## Exercise goal
In the data that follows, every line containing the word "canale" should be returned.

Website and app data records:
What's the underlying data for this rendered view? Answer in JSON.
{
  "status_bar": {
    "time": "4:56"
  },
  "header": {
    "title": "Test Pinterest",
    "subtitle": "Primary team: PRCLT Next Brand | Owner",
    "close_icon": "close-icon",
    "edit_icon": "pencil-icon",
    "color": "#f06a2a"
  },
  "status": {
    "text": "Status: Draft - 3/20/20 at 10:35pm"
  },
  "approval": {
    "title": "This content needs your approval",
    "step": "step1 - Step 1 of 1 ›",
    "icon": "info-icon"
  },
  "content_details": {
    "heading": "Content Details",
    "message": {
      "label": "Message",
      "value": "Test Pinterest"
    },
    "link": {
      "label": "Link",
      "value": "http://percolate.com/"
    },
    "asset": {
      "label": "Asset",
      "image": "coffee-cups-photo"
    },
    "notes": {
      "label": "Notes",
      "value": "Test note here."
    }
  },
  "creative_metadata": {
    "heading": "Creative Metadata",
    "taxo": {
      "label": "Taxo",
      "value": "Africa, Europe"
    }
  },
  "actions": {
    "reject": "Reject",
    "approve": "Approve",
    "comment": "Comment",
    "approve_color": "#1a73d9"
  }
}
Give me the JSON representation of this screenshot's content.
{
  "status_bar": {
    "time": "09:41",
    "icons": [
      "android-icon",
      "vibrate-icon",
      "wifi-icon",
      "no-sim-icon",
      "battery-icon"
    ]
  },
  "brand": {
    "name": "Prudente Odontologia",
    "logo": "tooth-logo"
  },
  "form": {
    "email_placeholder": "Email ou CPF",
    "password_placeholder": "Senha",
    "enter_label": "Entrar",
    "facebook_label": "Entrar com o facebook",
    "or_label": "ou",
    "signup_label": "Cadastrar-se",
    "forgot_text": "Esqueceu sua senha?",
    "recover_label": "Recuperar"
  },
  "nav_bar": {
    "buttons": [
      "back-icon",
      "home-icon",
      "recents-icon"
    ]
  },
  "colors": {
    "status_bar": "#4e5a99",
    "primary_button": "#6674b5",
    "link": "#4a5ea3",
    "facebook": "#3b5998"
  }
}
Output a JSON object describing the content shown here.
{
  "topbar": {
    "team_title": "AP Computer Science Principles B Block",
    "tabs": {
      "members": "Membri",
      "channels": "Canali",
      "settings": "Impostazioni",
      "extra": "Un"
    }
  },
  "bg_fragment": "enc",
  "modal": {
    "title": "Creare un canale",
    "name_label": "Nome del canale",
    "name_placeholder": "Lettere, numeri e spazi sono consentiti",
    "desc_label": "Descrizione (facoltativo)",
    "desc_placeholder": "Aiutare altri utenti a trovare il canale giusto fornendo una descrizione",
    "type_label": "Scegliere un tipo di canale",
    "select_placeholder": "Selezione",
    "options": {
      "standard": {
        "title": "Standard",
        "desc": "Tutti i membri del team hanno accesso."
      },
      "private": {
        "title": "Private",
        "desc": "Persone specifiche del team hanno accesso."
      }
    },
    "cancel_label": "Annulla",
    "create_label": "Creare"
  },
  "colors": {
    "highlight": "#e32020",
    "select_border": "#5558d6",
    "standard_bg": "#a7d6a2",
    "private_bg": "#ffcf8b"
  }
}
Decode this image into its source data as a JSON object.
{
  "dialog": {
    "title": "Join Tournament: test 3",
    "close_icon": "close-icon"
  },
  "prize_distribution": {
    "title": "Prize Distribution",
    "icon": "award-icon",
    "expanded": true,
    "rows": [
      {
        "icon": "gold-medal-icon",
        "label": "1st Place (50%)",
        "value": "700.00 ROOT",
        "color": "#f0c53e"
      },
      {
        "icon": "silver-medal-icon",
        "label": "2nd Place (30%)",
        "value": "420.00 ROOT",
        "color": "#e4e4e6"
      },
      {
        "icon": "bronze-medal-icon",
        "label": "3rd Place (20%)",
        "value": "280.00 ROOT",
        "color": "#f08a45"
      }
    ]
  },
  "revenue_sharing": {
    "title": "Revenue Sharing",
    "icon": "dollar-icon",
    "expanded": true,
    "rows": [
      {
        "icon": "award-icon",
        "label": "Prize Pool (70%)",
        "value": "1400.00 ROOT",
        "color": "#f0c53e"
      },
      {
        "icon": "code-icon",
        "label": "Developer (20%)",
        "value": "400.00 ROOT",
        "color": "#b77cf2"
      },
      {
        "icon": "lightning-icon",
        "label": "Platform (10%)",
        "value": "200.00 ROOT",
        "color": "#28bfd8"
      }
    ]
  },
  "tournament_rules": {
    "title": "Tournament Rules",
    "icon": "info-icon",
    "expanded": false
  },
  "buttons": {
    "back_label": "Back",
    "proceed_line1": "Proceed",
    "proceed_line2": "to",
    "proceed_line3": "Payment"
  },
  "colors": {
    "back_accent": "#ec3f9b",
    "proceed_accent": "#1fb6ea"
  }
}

## Reply
    "title": "Creare un canale",
    "name_label": "Nome del canale",
    "desc_placeholder": "Aiutare altri utenti a trovare il canale giusto fornendo una descrizione",
    "type_label": "Scegliere un tipo di canale",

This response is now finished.